Dataset rows for apps and sites
▼

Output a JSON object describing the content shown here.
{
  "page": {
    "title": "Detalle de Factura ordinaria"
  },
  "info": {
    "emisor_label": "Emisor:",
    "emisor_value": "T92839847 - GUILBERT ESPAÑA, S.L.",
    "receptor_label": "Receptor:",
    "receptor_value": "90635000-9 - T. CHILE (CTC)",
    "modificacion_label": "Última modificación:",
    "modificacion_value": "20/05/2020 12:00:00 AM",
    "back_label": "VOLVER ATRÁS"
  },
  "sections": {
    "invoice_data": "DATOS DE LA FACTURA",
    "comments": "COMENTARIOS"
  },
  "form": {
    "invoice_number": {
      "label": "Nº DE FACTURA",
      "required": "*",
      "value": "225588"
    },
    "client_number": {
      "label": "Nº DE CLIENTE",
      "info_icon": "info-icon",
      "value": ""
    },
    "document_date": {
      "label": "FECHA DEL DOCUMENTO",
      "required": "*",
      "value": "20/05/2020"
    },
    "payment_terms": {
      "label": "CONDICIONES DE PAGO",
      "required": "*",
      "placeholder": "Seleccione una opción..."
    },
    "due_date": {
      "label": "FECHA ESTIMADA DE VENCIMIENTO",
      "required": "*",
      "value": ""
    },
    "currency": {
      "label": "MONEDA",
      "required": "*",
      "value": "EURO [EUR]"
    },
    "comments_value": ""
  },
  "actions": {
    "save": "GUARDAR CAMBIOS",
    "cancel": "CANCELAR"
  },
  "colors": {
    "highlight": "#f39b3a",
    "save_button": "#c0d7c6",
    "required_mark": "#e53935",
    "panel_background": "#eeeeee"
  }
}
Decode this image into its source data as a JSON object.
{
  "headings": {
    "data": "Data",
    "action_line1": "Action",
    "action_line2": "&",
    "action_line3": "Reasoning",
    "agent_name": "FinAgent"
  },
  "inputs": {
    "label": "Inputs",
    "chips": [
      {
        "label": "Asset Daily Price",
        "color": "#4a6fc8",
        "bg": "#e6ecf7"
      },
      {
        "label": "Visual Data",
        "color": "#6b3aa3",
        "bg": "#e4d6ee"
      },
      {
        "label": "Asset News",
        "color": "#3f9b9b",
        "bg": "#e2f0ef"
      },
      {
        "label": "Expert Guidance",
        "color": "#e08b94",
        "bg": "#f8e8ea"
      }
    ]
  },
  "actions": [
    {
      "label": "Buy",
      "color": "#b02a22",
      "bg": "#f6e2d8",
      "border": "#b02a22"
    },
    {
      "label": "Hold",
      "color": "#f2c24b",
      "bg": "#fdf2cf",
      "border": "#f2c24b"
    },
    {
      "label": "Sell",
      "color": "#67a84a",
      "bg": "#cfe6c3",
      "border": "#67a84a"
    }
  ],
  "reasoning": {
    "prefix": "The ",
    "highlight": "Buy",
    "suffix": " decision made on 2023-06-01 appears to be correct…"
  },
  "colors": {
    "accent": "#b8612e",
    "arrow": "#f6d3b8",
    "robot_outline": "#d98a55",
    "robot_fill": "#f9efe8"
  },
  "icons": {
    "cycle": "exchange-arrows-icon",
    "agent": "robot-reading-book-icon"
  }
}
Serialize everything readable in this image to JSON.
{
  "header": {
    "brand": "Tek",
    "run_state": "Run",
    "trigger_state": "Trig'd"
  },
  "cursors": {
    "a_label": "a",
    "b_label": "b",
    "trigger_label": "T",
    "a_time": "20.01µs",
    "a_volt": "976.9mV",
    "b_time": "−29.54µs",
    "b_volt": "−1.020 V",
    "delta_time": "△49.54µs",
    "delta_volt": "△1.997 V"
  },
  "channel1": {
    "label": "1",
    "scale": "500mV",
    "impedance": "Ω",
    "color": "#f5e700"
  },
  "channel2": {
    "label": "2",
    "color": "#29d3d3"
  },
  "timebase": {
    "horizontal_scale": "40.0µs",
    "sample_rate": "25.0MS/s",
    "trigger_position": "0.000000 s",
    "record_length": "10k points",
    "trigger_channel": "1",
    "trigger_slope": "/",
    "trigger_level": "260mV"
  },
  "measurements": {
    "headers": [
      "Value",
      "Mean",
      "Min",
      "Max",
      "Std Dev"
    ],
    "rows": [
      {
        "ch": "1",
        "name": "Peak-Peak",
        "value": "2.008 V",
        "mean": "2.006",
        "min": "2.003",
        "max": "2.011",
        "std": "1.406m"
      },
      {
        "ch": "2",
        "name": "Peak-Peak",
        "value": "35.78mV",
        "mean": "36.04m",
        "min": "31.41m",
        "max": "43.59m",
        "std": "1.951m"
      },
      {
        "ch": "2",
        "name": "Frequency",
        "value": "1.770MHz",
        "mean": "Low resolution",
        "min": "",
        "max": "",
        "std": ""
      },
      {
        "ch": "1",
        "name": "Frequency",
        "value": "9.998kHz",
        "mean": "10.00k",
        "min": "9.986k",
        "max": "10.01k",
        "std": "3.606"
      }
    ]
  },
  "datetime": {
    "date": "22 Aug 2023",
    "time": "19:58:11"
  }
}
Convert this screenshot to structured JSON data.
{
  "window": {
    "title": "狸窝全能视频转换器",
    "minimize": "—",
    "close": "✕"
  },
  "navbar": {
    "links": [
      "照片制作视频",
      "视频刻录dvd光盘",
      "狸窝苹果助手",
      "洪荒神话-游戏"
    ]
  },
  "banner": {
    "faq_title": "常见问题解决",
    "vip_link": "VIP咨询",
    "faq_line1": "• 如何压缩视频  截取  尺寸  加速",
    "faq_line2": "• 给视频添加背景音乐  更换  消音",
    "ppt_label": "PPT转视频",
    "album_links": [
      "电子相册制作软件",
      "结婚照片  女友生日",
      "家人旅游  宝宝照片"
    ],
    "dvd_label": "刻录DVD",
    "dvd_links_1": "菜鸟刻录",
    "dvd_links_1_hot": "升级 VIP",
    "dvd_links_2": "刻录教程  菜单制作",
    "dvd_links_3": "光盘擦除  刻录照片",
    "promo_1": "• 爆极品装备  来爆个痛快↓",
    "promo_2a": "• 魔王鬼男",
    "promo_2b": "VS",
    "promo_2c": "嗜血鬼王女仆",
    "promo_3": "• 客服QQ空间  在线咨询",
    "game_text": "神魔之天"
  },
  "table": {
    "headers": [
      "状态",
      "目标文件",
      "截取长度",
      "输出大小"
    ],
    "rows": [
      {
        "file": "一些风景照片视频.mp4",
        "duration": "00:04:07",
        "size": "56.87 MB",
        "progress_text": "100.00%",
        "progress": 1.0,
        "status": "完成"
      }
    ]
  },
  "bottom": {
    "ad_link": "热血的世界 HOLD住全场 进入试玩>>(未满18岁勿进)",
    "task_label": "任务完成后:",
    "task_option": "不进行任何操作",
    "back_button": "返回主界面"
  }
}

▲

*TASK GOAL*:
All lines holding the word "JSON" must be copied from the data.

*RESPONSE TO THE TASK*:
Output a JSON object describing the content shown here.
Decode this image into its source data as a JSON object.
Serialize everything readable in this image to JSON.
Convert this screenshot to structured JSON data.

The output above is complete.